The 1,200-mile Dakota Access pipeline route begins in North Dakota and ends up in Illinois. (
The 1,200-mile Dakota Access pipeline route begins in North Dakota and ends up in Illinois. (
November 29, 2016

DUPAGE COUNTY, Ill. – Protests against the Dakota Access Pipeline continued over the holiday weekend, and hundreds have been arrested, but environmental advocates in Illinois are urging a show of support. The 1,200-mile pipeline would carry oil across four states to a shipping point in Marion County. The Standing Rock Sioux say it threatens drinking water on their reservation, as well as cultural sites.

The Democratic Party of DuPage County is taking a stand with the tribe. Dan Bailey, one of the party's executive committee delegates, said the pipeline also affects water safety in Illinois.

"Not only should we demonstrate, we should also support the Standing Rock Sioux Tribe that's on the front lines of this situation," he said. "They could use some of our help."

This month, the executive committee approved a resolution calling for a spirit of mutual respect and cooperation, since the lands the Sioux are fighting to protect were guaranteed to them under a treaty with the U.S. government.

Pipeline developer Energy Transfer Partners has said no Native American cultural sites have been disturbed, and insists the line will be safe.

Bailey sees the pipeline protests as part of a larger issue that also affects Illinois and the nation, the use of fossil fuels and their effects on climate change.

"The more we invest in infrastructure that's going in a fossil-fuel direction, the harder it is to turn our country and the world away from fossil fuels," he explained. "We need to go towards a sustainable economy and a sustainable energy system."

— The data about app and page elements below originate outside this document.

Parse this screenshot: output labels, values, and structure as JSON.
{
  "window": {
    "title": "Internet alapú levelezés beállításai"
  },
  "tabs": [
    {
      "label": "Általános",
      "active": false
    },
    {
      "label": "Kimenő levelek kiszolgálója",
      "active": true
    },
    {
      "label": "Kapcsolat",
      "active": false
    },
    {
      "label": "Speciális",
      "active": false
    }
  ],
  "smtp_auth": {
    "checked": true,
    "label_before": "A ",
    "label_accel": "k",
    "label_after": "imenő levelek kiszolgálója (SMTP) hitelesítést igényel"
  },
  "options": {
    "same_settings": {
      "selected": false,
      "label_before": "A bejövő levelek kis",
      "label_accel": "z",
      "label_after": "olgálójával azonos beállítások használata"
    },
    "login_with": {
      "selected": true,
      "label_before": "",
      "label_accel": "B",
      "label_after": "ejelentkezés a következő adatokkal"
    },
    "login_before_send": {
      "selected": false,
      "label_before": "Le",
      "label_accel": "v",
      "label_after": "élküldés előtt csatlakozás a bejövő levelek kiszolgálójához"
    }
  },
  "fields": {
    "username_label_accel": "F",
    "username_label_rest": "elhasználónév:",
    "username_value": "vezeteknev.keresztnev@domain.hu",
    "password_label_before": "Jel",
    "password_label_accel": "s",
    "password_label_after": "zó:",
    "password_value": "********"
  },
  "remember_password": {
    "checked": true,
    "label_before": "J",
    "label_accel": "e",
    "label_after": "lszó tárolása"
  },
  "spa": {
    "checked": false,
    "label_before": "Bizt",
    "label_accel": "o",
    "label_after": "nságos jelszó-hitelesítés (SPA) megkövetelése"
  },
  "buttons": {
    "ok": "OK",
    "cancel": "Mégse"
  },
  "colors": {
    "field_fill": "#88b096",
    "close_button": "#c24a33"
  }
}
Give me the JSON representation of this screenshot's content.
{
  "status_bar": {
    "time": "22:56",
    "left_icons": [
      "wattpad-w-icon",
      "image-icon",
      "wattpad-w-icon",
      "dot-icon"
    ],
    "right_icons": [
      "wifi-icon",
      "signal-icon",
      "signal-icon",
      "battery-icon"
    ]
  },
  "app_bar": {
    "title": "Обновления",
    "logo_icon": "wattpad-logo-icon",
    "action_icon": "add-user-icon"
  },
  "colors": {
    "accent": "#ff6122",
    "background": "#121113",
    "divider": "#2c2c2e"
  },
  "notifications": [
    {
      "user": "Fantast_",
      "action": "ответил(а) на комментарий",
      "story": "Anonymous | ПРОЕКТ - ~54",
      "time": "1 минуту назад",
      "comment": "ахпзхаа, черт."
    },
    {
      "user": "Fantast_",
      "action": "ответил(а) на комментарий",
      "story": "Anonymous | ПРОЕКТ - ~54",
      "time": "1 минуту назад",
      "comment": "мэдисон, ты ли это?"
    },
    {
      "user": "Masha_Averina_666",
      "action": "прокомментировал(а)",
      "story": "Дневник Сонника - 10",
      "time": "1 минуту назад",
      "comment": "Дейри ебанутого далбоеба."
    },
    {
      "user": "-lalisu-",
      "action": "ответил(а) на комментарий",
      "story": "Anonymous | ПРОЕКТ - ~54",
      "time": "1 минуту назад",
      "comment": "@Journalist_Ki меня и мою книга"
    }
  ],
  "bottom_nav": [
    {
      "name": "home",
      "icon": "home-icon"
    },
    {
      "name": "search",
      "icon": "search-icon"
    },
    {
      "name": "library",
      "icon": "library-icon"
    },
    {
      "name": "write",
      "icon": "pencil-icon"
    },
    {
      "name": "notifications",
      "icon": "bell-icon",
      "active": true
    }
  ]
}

Dozens were arrested during a Black Friday pipeline protest in Bismarck. Hundreds also turned out this weekend in support of law enforcement. Since the protests began, more than 500 people have been arrested.

The Morton County sheriff in North Dakota claims the protesters have become more aggressive, and said he won't apologize for actions his officers have taken. Activists say it's the police acting aggressively, and they vow to continue to protest.

Veronica Carter, Public News Service - IL